Our lawyers, for instance, learned that the examiner was a second lieutenant in the war. They assumed that, as a civilian caught up in the military in war time, he might have some residual resentments about the officers over him – and when you are a second lieutenant, all the officers are over you. So the lawyers told us we should refer to Kenneth Royall as “General Royall.” For nine weeks we never let anyone forget that General Royall was a general.

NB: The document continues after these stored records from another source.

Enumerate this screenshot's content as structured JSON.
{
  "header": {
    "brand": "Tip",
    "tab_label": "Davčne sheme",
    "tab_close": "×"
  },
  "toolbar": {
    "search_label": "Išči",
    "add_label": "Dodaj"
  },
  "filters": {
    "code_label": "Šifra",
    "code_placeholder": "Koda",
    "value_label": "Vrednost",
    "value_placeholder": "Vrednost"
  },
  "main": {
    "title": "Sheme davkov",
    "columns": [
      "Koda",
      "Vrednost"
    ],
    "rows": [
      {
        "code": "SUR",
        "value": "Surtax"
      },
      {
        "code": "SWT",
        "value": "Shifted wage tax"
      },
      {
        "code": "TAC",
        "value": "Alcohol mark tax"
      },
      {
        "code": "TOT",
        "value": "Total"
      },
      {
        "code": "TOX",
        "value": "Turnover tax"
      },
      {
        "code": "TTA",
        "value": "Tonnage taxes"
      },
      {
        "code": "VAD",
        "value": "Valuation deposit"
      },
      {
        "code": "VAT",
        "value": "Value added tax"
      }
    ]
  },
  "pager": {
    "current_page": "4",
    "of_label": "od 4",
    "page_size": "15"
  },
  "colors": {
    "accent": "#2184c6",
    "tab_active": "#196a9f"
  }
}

One of their strategies seemed to be to make me look dumb. Scott had written in a part of the presentation that “gathering news in the local market was not a matter of legerdemain.” Someone at the WPTF table suggested to General Royall that he ask me to explain what that meant, expecting, I suppose, to trip me up on “legerdemain.” What they evidently didn’t know was there was nobody in Raleigh who was more aware of manpower, sweat and planning that went into a good news operation. I had been working on it for years and could assure them that it wasn’t magic; it was hard work.
Then General Royall asked me if it were true that I had broadcast the location of speed traps on Tempus Fugit. I acknowledged that I had at every opportunity. He was making a big issue of this characteristic of lawlessness when the hearing examiner muttered that it sounded like a good idea to him. They dropped that point.
They also jumped on me about WRAL carrying beer advertising. At that time, WPTF did not. That point sailed out the window too when someone brought the examiner a package wrapped in brown paper. Someone, evidently hoping to be funny, asked the examiner if that was his booze. He smiled and said that he wished it were, but unfortunately it was his laundry. It was obvious they were not going to make a lot of points with our beer advertising.
Things seemed to be going well for us; so well, in fact, that I became comfortable on the witness stand. I had started out sitting straight up, almost at attention. By now, I was in about the same posture I use to watch television at home. Every time they charged me, it seemed that the facts and the examiner were on my side. And that was, so far as I was concerned, exactly the way it should be.
One of our attorneys, Vinnie Welch, disagreed. We were walking out to the hall one afternoon when he pushed me around the corner, grabbed my jacket, and stuck his face right in my face. “Listen, you SOB,” he said. “When you get back in there, you look scared. You sit right on the front of your seat. You take your time to answer the questions. And you look scared.”
When we went back in, I did just as I was told. General Royall and the opposition didn’t scare me that much, but I had a healthy regard for what my own lawyer might do to me.
For nine weeks, it was a day and night operation. We would be in the hearing room all day; then we would return to the lawyers’ office and work on the next day’s testimony. Literally thousands of man hours were expended on attacking and defending the most minute of points.
When the examiner rendered his opinion, and the TV grant was awarded to WRAL in 1956, the decision was based on two things: what the examiner called a reasonable distribution of media and the integration of ownership and management. That simply meant that, since we had a 250 watt station and WPTF had 50,000 watt station, we would be more equal if we were awarded the TV grant, and that at WRAL, the owners and the managers were one and the same. WPTF was (and is) owned by Durham Life, and the owners would have no real part in managing the station.
It was as simple as that.
And as complicated and exhausting as that.
But it put us into television. Seventeen years after going into radio, I had a new career.
Thanks to Corp’s Pam Allen for this capcom story. Pam Parris Allen is a former WRAL newscast producer/director who now works as a researcher and producer on the CBC History Project.